What's this about?
The object of the exercise is to generate a rendering of a 3D scene, just as you might take a photograph. The DATA within the computer program act as objects in the real world. What, then, takes the place of our EYE or CAMERA? What about the camera Lens? and film?
The rendering process, or graphics pipeline, takes the place of the optics and sensory nerves of the eye, or of the lens, shutter, and film of the camera. However, as with a real camera, the image produced by the graphics pipeline depends of several factors, including:
- The Position of the camera in space,
- The Orientation of the camera (the direction in which it is facing),

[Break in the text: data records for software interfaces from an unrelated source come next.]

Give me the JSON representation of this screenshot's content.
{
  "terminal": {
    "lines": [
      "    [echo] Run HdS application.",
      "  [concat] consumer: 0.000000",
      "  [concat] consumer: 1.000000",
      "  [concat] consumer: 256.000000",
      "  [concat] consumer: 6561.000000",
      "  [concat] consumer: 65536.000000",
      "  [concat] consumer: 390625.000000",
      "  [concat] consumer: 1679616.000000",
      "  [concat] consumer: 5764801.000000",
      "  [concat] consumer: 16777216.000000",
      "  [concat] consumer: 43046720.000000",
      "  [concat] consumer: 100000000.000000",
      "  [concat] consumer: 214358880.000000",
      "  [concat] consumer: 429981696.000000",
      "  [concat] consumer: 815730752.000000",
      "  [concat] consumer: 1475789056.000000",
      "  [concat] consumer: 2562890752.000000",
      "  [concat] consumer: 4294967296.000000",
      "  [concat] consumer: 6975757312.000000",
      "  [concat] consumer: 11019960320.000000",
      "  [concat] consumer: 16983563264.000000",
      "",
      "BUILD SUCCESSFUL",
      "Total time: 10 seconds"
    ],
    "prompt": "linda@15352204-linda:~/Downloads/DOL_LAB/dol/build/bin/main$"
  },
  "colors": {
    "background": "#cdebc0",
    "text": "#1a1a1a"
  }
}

- The Projection type (analagous to the lens of the camera), and
- The kind of 'film' that stores the image (in this case, a product of the rendering process)
"View Vector" (aka "Line of Sight") ≈ position + orientation
Imagine a vector from the eye or camera (the "eye point") to a point in the scene (the "focal point" or "center of view"). With one assumption (that the camera's "up" direction aligns with the world's "up" direction), this vector completely specifies the Position and Orientation for a camera. The focal point will turn out to be in the center of the image, and the view-vector's relationship to the model geometry determines whether the program produces a 1-point, 2-point or 3-point perspective (see below).
"Projection" ≈ Lens Length
A camera, mounted on a rigid tripod, pointed at a fixed scene, can still record radically different images if we change the lens attached to the camera. The lens changes the way in which light is focused on the film. That is, it changes the way light is projected. In the same way, a given view-vector can be used to produce different images of your model geometry though changes to the projection used. The common projections are perspective and parallel.
Cameras v. Synthetic Cameras v. Camera Analogies
Photographers may have noticed that several traditional concerns are missing from this discussion ...
- The depth of field (with only a few exceptions, renderings have infinite depth of field, and it's all in focus). However, check out the "frustum" discussion.
- Shutter-speed and f-stop (since the digital world doesn't change while the rendering is in progress "motion blur" has to be added back in where needed (rare), and light levels are controlled almost exclusively through controlling the number and intensity of light sources).
- Lens-flare and chromatic aberration don't appear as issues.
These issues arise due to the chemistry of film or the physics of lens optics. A few true "synthetic camera" rendering systems do take such things into account, or simulate them through lightening/darkening of the image. The discussion here might be better understood as a "camera analogy" but that feels awkward.
Last updated: April, 2014